The time was ripe to get back into a recording studio with the Ashford-Simpson produced The Boss, which went gold, and her second self-titled album, Diana, which went multi-platinum and yielded Ross two of her biggest hits, “I’m Coming Out”, which peaked at #5, and “Upside Down”, her fifth #1.  ” It’s My Turn”, the theme song to the movie of the same name, also reached the top ten.  Another motion picture theme, “Endless Love”, a duet with Lionel Richie, turned out to be her biggest, and last, #1 hit with Motown.  Ross was tired of Gordy pulling the strings and decided to sign with RCA for an unprecedented $20 million.  It paid dividends straight off.  Why Do Fools Fall In Love? went platinum, and its title track and “Mirror Mirror” both reached the top ten.  It was just the beginning of a string of hits with RCA that included the Bee Gees-penned “Chain Reaction”, Ross’s eulogy for her long-time friend Marvin Gaye entitled “Missing You”, and “Muscles”, written and produced by Michael Jackson.
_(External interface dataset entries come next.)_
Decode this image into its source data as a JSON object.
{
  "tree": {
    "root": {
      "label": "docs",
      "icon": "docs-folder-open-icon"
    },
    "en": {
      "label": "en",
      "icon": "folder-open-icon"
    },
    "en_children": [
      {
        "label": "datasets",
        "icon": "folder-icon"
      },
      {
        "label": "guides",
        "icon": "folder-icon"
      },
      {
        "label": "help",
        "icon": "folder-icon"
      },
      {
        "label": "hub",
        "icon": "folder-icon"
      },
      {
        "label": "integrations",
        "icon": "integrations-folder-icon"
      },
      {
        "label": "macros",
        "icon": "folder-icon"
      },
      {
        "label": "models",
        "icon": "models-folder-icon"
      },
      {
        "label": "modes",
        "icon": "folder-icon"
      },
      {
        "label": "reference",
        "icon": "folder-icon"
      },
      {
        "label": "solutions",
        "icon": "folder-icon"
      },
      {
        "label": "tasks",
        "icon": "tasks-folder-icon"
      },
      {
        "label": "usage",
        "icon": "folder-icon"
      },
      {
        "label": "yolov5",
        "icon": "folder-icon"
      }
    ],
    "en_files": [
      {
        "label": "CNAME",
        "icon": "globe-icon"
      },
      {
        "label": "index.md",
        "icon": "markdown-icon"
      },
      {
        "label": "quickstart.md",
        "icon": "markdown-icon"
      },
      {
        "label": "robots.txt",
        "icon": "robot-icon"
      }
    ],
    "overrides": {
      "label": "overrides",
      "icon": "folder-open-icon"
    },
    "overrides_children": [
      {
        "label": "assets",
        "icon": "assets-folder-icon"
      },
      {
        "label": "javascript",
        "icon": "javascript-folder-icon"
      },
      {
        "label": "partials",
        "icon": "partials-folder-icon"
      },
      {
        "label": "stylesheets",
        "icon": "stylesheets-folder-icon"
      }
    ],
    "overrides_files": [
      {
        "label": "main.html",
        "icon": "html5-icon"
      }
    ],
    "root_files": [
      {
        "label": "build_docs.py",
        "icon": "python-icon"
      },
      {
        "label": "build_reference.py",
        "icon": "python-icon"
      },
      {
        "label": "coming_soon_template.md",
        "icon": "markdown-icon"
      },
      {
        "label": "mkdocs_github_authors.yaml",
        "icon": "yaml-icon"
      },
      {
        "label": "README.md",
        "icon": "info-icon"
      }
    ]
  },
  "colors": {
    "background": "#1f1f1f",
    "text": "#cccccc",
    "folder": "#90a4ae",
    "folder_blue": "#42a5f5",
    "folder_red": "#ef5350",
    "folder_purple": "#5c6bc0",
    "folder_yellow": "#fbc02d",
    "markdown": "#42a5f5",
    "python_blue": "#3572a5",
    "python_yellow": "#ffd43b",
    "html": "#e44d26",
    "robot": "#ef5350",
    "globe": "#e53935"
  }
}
The hits eventually started to dry up, at least in the U.S., and Ross briefly returned to Motown.  None of her subsequent albums managed to recapture the old Motown magic, however.  Although she continued to chart in the U.K. and has a tremendous international following to this day, it wasn’t until 2007 that a Diana Ross album would crack the top forty on the album chart, the first to do so in twenty-three years.

On the strength of this, she launched a tour of the U.S. and Europe.  It seems it was her turn again.

Diana Ross recordings
Give Up (Bernard Edwards/Nile Rodgers)
I’m Coming Out (Bernard Edwards/Nile Rodgers)
It’s My Turn (Michael Masser/Carole Bayer Sager)
Mirror, Mirror (Dennis Matkosky/Michael Sembello)
Sweet Nothings (Dub Albritton/Ronnie Self)
Think I’m In Love (Laura Taylor)
Together (Michael Masser/Pam Sawyer)
Why Do Fools Fall In Love (Morris Levy/Frankie Lymon)